The report from the chamber of agriculture for Côtes-d'Armor was released in June this year, the same month in which farmers in the area launched a “distress call” to the government.
Increasing numbers of the birds (which are a member of the crow family) mean over 1,000 official reports of damage caused by the birds have been logged in Brittany this year. As jackdaws are not normally seen in farmland areas in Brittany, the report suggests they have come from the British Isles where they often live in cliffside areas.
Farmers lose thousands in 'ravaged' crops
Local farmer Patrick Vidélo owns 30 hectares of farmland in which crops have been destroyed by the jackdaws feeding on them.
He told news source France 2: “I even see [the jackdaws] at night time. We’re having a hard time putting crops in place and now there’s nothing left. Everything’s been ravaged.”

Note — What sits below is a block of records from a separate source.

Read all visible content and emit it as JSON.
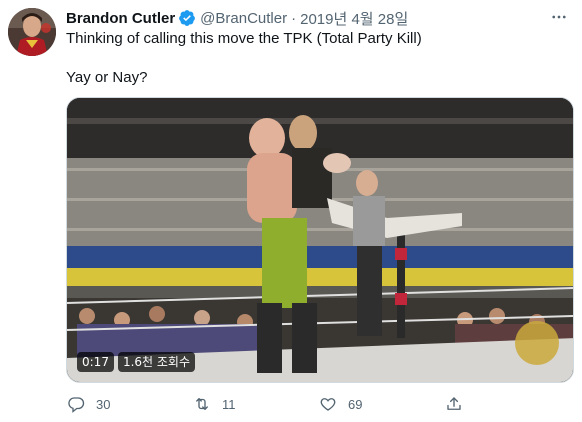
{
  "tweet": {
    "display_name": "Brandon Cutler",
    "handle": "@BranCutler",
    "separator": "·",
    "date": "2019년 4월 28일",
    "text_line1": "Thinking of calling this move the TPK (Total Party Kill)",
    "text_line2": "Yay or Nay?",
    "more_icon": "more-horizontal-icon",
    "verified_icon": "verified-badge-icon",
    "verified_color": "#1d9bf0"
  },
  "media": {
    "duration": "0:17",
    "views": "1.6천 조회수"
  },
  "actions": {
    "reply_count": "30",
    "retweet_count": "11",
    "like_count": "69",
    "icons": [
      "reply-icon",
      "retweet-icon",
      "like-icon",
      "share-icon"
    ],
    "color": "#536471"
  }
}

Crops eaten by the birds this year were worth €40,000 to the farmer. Local government officials have since visited Mr Vidélo’s fields to see the destruction caused by the jackdaws in person.
A protected species

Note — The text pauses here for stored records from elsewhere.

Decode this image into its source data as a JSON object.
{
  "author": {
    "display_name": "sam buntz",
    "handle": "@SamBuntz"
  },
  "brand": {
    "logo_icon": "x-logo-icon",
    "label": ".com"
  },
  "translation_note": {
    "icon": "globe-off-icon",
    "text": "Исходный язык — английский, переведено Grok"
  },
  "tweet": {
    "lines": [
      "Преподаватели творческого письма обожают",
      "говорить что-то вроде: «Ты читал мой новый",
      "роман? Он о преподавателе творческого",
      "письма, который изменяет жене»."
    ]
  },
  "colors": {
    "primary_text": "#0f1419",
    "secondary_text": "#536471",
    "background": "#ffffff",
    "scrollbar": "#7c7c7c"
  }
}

The jackdaw often lives in cliffside areas, not just the countryside or towns. However, they can also live quite happily in chimneys.
As they are a protected species in France, farmers need a special exemption to kill them. Even so, it is estimated that an authorised 20,000 jackdaws will be killed in France in the next two years.

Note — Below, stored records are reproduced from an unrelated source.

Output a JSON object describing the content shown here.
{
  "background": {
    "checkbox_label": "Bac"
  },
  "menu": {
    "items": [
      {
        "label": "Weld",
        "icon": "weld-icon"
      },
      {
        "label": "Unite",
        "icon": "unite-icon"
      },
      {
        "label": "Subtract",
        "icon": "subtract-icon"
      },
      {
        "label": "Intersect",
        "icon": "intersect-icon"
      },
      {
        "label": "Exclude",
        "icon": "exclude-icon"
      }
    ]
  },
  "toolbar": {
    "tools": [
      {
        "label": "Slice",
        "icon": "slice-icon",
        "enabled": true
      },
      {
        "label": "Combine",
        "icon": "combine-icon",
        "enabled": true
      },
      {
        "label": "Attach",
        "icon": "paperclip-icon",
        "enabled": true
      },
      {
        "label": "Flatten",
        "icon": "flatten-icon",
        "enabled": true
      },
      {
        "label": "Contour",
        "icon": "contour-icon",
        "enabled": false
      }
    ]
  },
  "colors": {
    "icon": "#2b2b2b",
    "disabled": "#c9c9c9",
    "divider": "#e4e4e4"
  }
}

Environmental agencies have instead suggested controlling the jackdaw population by demolishing abandoned chimneys, and diversifying food sources in the region so that the birds are not reliant on crops.
Regional environment body la Direction Régional de l’Environnement has launched a study into the construction of buildings in Brittany, to help them understand how the jackdaw population is spread throughout the region and what kind of food the birds are eating.
Sign up to our free weekly e-newsletter
Subscribe to access all our online articles and receive our printed monthly newspaper The Connexion at your home. News analysis, features and practical help for English-speakers in France